Document


Title

Parasites, lightning, and the vegetation mosaic in wilderness landscapes
Document Type: Book Chapter
Author(s): D. H. Knight
Editor(s): M. G. Turner
Publication Year: 1987

Cataloging Information

Keyword(s):
Abies spp.; Alnus; chaparral; coniferous forests; deciduous forests; disturbance; droughts; evolution; fine fuels; fire frequency; fire injuries (plants); fire management; fire suppression; firebrands; flammability; forest fragmentation; forest management; fuel management; fungi; grasslands; ignition; insects; leaves; lightning; lightning caused fires; mortality; mosaic; parasites; Picea; Pinus contorta; plant communities; plant diseases; plant growth; Populus; post fire recovery; Pseudotsuga menziesii; rate of spread; Salix; soils; species diversity (plants); succession; suppression; topography; vegetation surveys; volatilization; wilderness areas; wildfires; wind
Record Maintained By:
Record Last Modified: July 26, 2018
FRAMES Record Number: 45910
Tall Timbers Record Number: 21531
TTRS Location Status: Not in file
TTRS Call Number: Fire File
TTRS Abstract Status: Fair use, Okay, Reproduced by permission

This bibliographic record was either created or modified by the Tall Timbers Research Station and Land Conservancy and is provided without charge to promote research and education in Fire Ecology. The E.V. Komarek Fire Ecology Database is the intellectual property of the Tall Timbers Research Station and Land Conservancy.

Description

From the Introduction ... 'The vegetation mosaic in any landscape is a function of environmental variation and historic disturbances, whether caused by humans or other factors. Many studies have focused on species composition in relation to environmental gradients, and secondary succession is one of the oldest themes in ecology....Ecological research on landscapes, with its focus on the causes and significance of patterns beyond the scale of single stands or isolated communities, has been stimulated in part by human-caused landscape fragmentation....My objective is to explore the potential effects of certain insects, fungi, and parasitic angiosperms on landscape pattern in forested wildlands, with the belief that studying such interactions can lead to the improved management of landscapes in which forests are being fragmented by timber harvesting or homogenized due to the fire suppression. I'll focus on parasites (sensu lato) and fire because (1) their interaction is interesting and widespread, (2) both can have significant effects on vegetation mosaics, and (3) both are often subjected to control measures. I emphasize the mosaic in wildlands because wilderness landscapes were the setting for the evolution of our biota and are changing due to human interferences.
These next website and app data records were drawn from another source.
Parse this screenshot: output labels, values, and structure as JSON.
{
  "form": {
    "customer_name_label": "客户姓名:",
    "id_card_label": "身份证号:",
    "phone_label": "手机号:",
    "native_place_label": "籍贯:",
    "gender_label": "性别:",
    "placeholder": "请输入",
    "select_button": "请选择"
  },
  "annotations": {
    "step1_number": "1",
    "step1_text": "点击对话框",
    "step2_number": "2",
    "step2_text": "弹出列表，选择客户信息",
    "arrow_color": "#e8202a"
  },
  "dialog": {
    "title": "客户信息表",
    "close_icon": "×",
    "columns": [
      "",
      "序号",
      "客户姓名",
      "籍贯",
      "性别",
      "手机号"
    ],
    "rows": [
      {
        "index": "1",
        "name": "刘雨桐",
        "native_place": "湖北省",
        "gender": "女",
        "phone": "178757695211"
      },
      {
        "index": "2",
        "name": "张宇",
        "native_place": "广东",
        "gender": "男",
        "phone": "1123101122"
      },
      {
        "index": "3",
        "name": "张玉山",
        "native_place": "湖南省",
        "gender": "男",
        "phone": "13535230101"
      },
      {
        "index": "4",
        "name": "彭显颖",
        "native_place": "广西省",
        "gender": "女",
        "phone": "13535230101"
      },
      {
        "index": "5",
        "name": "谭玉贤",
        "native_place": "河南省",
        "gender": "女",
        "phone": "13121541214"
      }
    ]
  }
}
Understanding the causes and significance of the vegetation mosaic of wildlands may help in the design of domesticated landscapes. coniferous forest are emphasized because of the literature available, but brief comparisons will be made to other vegetation types.'

Citation:
Knight, D. H. 1987. Parasites, lightning, and the vegetation mosaic in wilderness landscapes, in MG Turner ed., Landscape heterogeneity and disturbance. New York, Springer-Verlag, Ecological studies: 64, p. 59-87.